1. The study of food chains aids in the understanding of food connections and interactions between species in an ecosystem. The food chains of an ecosystem transport energy and resources between the many living components.
2. Food chains transport energy and resources among the many living components of an ecosystem or biosphere.
3. Food chains provide dynamism to an ecosystem or biosphere.
4. Toxic chemicals such as pesticides, weedicides, and other herbicides may be extremely hazardous as they travel through food chains.
Waste disposal should be done in a scientific manner. There are several garbage disposal methods. The procedure to be utilized is determined by the type of trash. Some of the most essential garbage disposal methods are as follows:
Incineration: It is the process of burning trash at a high temperature to produce ash. This procedure takes place in an incinerator. Incineration is a method of disposing of domestic, chemical, and biological waste.
Open dumping: A traditional technique of disposing of solid trash in certain regions of a city. It really contributes to pollution.
Land fillings: Waste is thrown in low-lying regions and compacted by bulldozers.
Composting: Organic waste is deposited in a compost trench (2m 1m 1m). After that, it is covered with a thin layer of dirt. After roughly three months, the same rubbish in the pit transforms into organic manure.
Recycling: It is the process of breaking down solid trash into its constituent simpler elements. These resources are then utilized to create new products. Non-biodegradable solid wastes such as plastic and metal can also be recycled.
Reuse: It is a fairly basic traditional way of reusing an object. Paper, for example, may be reused to make envelopes, etc.
Class 10 Our Environment: Question Bank
Now that you have gone through the Class 10 Our Environment notes, here are some important exam questions you must practice:

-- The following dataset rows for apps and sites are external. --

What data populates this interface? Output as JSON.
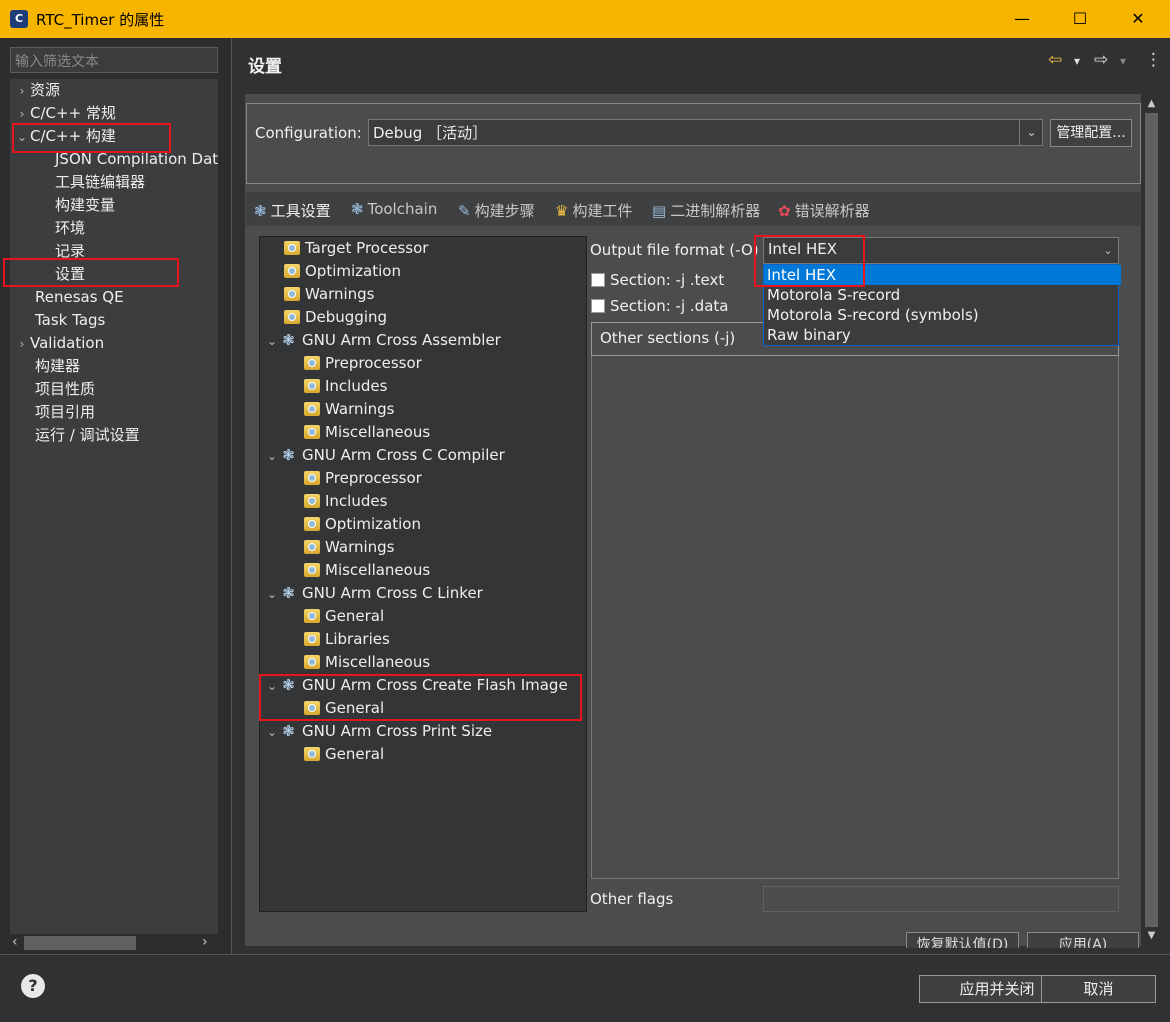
{
  "window": {
    "app_icon": "C",
    "title": "RTC_Timer 的属性",
    "minimize": "—",
    "maximize": "☐",
    "close": "✕"
  },
  "sidebar": {
    "filter_placeholder": "输入筛选文本",
    "items": [
      {
        "label": "资源",
        "chevron": "›"
      },
      {
        "label": "C/C++ 常规",
        "chevron": "›"
      },
      {
        "label": "C/C++ 构建",
        "chevron": "⌄"
      },
      {
        "label": "JSON Compilation Database"
      },
      {
        "label": "工具链编辑器"
      },
      {
        "label": "构建变量"
      },
      {
        "label": "环境"
      },
      {
        "label": "记录"
      },
      {
        "label": "设置"
      },
      {
        "label": "Renesas QE"
      },
      {
        "label": "Task Tags"
      },
      {
        "label": "Validation",
        "chevron": "›"
      },
      {
        "label": "构建器"
      },
      {
        "label": "项目性质"
      },
      {
        "label": "项目引用"
      },
      {
        "label": "运行 / 调试设置"
      }
    ],
    "scroll_left": "‹",
    "scroll_right": "›"
  },
  "header": {
    "title": "设置",
    "back_icon": "⇦",
    "forward_icon": "⇨",
    "dropdown_icon": "▾",
    "menu_icon": "⋮"
  },
  "configuration": {
    "label": "Configuration:",
    "value": "Debug ［活动］",
    "arrow": "⌄",
    "manage_button": "管理配置..."
  },
  "tabs": [
    {
      "label": "工具设置",
      "icon": "❃"
    },
    {
      "label": "Toolchain",
      "icon": "❃"
    },
    {
      "label": "构建步骤",
      "icon": "✎"
    },
    {
      "label": "构建工件",
      "icon": "♛"
    },
    {
      "label": "二进制解析器",
      "icon": "▤"
    },
    {
      "label": "错误解析器",
      "icon": "✿"
    }
  ],
  "tool_tree": {
    "expand_chevron": "⌄",
    "group_icon": "❃",
    "items": [
      {
        "label": "Target Processor"
      },
      {
        "label": "Optimization"
      },
      {
        "label": "Warnings"
      },
      {
        "label": "Debugging"
      },
      {
        "label": "GNU Arm Cross Assembler"
      },
      {
        "label": "Preprocessor"
      },
      {
        "label": "Includes"
      },
      {
        "label": "Warnings"
      },
      {
        "label": "Miscellaneous"
      },
      {
        "label": "GNU Arm Cross C Compiler"
      },
      {
        "label": "Preprocessor"
      },
      {
        "label": "Includes"
      },
      {
        "label": "Optimization"
      },
      {
        "label": "Warnings"
      },
      {
        "label": "Miscellaneous"
      },
      {
        "label": "GNU Arm Cross C Linker"
      },
      {
        "label": "General"
      },
      {
        "label": "Libraries"
      },
      {
        "label": "Miscellaneous"
      },
      {
        "label": "GNU Arm Cross Create Flash Image"
      },
      {
        "label": "General"
      },
      {
        "label": "GNU Arm Cross Print Size"
      },
      {
        "label": "General"
      }
    ]
  },
  "options": {
    "output_format_label": "Output file format (-O)",
    "output_format_value": "Intel HEX",
    "output_format_arrow": "⌄",
    "dropdown_options": [
      "Intel HEX",
      "Motorola S-record",
      "Motorola S-record (symbols)",
      "Raw binary"
    ],
    "section_text_label": "Section: -j .text",
    "section_data_label": "Section: -j .data",
    "other_sections_label": "Other sections (-j)",
    "other_flags_label": "Other flags",
    "restore_defaults_button": "恢复默认值(D)",
    "apply_button": "应用(A)"
  },
  "scrollbar": {
    "up": "▲",
    "down": "▼"
  },
  "footer": {
    "help_icon": "?",
    "apply_close_button": "应用并关闭",
    "cancel_button": "取消"
  },
  "colors": {
    "titlebar": "#f7b500",
    "highlight": "#e8141b",
    "selection": "#0078d7"
  }
}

- Explain the difference between a food web and a food chain?
- Define biological magnification.
- Why is the ozone layer important for organisms?
- What do you understand by biodegradable substances and non-biodegradable substances?
- Why are biodegradable substances important for the environment?
- How is the increase in demand for energy affecting our environment adversely?
- Why are bacteria and fungi called decomposers? List any two advantages of decomposers to the environment.
- How is ozone formed in the upper atmosphere? Why is the damage of ozone layer a cause of concern to us? State a cause of this damage.
- Construct an aquatic food chain showing four trophic levels.
- Explain the phenomenon of “biological magnification” How does it affect organisms belonging to different trophic levels particularly the tertiary consumers?
- What happens when higher energy ultraviolet radiations act on the oxygen at the higher level of the atmosphere?
- In the given food chain if the amount of energy at the fourth trophic level is 4 kJ, what will be the energy available at the producer level? Grass → Grasshopper → Frog → Snake
a. 4 kJ
b. 40 kJ
c. 400 kJ
d. 4000 kJ
- Which of the following chemicals causes depletion of the ozone layer?
a. Carbon tetrachloride
d. Carbon monoxide
- In the following food chain, plants provide 500J of energy to rats. How much energy will be available to hawks from snakes? Plants ———> Rats ———> Snakes ———> Hawks
- Why are bacteria and fungi called decomposers? List any two advantages of decomposers to the environment.
Thus, we hope that our detailed Class 10 Our Environment notes help you understand the essentials of this chapter. Planning to opt for Science after 10th? Reach out to our Leverage Edu experts and we will guide you in making an informed decision regarding the selection of the right stream after class 10th! Sign up for a free session with us today!